** Task goal **
Search the records for the string "JSON", then copy each line that has it.
[[ Material for this exercise, beginning ]]
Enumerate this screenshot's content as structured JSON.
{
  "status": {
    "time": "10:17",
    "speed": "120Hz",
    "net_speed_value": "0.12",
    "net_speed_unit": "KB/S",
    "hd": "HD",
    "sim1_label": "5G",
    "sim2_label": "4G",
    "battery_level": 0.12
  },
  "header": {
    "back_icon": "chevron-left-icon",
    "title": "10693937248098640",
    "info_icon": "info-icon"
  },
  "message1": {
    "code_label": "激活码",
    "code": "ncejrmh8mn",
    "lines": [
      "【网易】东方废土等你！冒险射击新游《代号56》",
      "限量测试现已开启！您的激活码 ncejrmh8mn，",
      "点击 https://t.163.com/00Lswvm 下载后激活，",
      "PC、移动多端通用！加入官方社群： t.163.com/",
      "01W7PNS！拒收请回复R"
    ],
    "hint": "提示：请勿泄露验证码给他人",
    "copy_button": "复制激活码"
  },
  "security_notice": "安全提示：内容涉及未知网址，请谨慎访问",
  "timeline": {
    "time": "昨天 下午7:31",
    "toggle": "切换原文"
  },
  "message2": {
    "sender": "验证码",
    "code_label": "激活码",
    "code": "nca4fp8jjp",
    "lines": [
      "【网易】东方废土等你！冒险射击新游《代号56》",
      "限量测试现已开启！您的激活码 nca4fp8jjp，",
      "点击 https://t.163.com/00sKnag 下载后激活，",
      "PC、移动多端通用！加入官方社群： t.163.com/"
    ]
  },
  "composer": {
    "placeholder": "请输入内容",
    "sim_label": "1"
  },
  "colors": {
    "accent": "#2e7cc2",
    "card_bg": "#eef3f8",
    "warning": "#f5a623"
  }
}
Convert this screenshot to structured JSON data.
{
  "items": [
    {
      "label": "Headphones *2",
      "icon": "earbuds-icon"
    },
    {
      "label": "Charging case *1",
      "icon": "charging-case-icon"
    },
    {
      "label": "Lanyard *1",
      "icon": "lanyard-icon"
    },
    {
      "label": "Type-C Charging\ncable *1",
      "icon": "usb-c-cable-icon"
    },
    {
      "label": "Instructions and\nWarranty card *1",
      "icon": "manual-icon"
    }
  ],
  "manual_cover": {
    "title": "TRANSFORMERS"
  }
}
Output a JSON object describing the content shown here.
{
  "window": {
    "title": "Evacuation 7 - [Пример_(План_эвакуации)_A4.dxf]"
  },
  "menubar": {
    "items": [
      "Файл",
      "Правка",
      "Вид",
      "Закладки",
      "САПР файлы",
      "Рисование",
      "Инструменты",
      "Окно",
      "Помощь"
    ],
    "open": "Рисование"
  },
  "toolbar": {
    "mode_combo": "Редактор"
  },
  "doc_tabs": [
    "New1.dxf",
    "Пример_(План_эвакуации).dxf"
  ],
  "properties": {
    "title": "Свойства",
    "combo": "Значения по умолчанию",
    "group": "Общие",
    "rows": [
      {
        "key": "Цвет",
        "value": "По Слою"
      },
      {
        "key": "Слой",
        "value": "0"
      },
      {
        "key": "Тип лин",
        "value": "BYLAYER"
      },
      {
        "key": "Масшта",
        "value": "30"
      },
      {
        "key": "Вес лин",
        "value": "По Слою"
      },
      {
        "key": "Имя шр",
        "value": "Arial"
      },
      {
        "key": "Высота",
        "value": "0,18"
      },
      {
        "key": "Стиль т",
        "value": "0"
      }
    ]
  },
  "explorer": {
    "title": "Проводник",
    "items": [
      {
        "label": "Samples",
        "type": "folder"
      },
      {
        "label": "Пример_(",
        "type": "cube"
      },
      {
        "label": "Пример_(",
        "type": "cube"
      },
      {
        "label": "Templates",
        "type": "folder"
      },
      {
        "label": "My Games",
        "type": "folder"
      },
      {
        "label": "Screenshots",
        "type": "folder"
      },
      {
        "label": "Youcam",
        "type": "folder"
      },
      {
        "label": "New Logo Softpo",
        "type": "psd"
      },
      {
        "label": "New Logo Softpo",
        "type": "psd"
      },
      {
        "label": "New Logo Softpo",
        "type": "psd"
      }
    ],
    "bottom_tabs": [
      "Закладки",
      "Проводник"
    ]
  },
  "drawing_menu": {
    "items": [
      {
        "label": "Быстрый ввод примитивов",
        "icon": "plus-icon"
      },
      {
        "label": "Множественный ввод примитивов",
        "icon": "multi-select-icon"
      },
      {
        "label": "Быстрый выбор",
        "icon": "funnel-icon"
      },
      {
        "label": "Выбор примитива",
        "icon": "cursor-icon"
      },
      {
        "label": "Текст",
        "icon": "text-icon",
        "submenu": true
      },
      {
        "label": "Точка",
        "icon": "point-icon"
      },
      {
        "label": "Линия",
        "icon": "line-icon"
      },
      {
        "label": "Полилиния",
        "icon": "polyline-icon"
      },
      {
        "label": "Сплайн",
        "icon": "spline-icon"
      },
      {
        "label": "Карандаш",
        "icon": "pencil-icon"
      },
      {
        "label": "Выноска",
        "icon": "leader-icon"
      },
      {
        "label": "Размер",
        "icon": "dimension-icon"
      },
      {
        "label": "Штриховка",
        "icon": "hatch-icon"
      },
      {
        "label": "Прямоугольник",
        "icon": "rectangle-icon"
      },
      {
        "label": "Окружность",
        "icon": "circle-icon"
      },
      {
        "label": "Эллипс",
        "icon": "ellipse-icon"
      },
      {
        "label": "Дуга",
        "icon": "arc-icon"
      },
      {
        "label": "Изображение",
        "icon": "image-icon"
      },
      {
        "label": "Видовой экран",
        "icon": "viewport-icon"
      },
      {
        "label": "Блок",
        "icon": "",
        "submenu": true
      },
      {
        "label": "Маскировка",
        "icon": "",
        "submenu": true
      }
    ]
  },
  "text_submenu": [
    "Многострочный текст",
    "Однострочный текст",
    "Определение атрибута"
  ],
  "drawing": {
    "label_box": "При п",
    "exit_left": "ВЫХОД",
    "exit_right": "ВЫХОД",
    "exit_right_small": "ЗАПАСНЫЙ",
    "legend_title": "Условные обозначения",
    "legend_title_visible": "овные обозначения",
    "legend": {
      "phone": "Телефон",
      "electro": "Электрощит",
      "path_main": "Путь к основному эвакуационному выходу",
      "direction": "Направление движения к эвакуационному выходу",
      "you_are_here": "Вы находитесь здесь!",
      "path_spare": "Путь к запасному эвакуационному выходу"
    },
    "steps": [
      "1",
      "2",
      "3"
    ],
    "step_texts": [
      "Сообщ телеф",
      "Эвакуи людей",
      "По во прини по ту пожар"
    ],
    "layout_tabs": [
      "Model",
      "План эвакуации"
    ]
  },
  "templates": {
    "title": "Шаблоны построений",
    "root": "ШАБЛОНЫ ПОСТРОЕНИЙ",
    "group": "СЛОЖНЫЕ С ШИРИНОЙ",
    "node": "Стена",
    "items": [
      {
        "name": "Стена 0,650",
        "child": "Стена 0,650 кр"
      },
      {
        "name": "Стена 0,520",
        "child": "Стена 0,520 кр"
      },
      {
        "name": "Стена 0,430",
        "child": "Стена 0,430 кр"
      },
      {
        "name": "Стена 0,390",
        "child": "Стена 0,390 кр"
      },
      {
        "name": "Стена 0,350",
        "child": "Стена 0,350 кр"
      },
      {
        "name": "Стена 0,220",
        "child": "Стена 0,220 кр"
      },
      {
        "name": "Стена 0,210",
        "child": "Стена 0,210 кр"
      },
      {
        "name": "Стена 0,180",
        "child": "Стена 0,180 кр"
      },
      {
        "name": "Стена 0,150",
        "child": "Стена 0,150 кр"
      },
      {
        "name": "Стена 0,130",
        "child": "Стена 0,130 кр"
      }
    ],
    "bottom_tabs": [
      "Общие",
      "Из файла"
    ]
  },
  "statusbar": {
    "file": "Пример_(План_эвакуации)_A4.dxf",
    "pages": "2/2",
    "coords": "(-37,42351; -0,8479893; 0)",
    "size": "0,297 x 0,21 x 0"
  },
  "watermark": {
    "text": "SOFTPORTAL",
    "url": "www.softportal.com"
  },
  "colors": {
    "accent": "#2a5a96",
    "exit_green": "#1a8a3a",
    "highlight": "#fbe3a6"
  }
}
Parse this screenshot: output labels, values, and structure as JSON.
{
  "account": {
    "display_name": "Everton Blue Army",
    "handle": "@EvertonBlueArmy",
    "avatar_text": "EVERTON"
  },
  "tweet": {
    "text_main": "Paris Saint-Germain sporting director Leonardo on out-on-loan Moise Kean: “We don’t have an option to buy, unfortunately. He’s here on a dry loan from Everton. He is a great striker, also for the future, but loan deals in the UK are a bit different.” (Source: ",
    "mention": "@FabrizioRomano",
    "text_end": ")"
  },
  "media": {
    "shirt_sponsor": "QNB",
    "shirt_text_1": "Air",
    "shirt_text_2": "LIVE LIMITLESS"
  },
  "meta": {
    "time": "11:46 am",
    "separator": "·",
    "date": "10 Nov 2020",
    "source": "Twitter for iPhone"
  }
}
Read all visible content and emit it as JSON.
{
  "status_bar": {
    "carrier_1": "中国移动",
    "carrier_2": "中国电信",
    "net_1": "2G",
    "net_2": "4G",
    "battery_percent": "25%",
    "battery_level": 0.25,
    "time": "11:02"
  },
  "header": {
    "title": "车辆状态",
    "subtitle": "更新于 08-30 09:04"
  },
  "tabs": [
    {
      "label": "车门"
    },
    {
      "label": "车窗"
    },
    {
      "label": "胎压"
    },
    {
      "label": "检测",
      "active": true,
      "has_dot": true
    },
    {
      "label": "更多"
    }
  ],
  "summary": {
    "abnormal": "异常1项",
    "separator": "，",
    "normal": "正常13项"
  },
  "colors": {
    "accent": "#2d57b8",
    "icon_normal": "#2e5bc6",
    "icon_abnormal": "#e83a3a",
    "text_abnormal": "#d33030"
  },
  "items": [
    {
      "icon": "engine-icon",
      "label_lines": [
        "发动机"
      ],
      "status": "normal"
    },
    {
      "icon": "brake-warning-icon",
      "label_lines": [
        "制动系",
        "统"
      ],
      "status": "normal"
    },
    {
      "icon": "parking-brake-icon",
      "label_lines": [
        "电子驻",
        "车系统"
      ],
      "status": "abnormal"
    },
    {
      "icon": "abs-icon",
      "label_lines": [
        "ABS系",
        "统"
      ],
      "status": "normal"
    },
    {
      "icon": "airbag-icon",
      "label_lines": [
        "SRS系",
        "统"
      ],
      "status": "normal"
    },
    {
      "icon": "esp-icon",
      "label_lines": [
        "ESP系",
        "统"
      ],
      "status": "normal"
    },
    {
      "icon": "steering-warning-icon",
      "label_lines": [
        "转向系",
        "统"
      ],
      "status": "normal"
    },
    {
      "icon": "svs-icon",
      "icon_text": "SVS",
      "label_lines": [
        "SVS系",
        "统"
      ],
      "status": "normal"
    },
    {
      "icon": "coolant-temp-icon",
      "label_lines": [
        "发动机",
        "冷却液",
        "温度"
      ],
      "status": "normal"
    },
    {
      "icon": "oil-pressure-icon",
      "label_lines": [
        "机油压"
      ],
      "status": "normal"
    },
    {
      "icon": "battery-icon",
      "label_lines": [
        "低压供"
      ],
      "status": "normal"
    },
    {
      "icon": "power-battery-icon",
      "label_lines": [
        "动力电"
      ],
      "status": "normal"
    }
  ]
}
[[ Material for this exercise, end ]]
** Solved problem **
Enumerate this screenshot's content as structured JSON.
Convert this screenshot to structured JSON data.
Output a JSON object describing the content shown here.
Parse this screenshot: output labels, values, and structure as JSON.
Read all visible content and emit it as JSON.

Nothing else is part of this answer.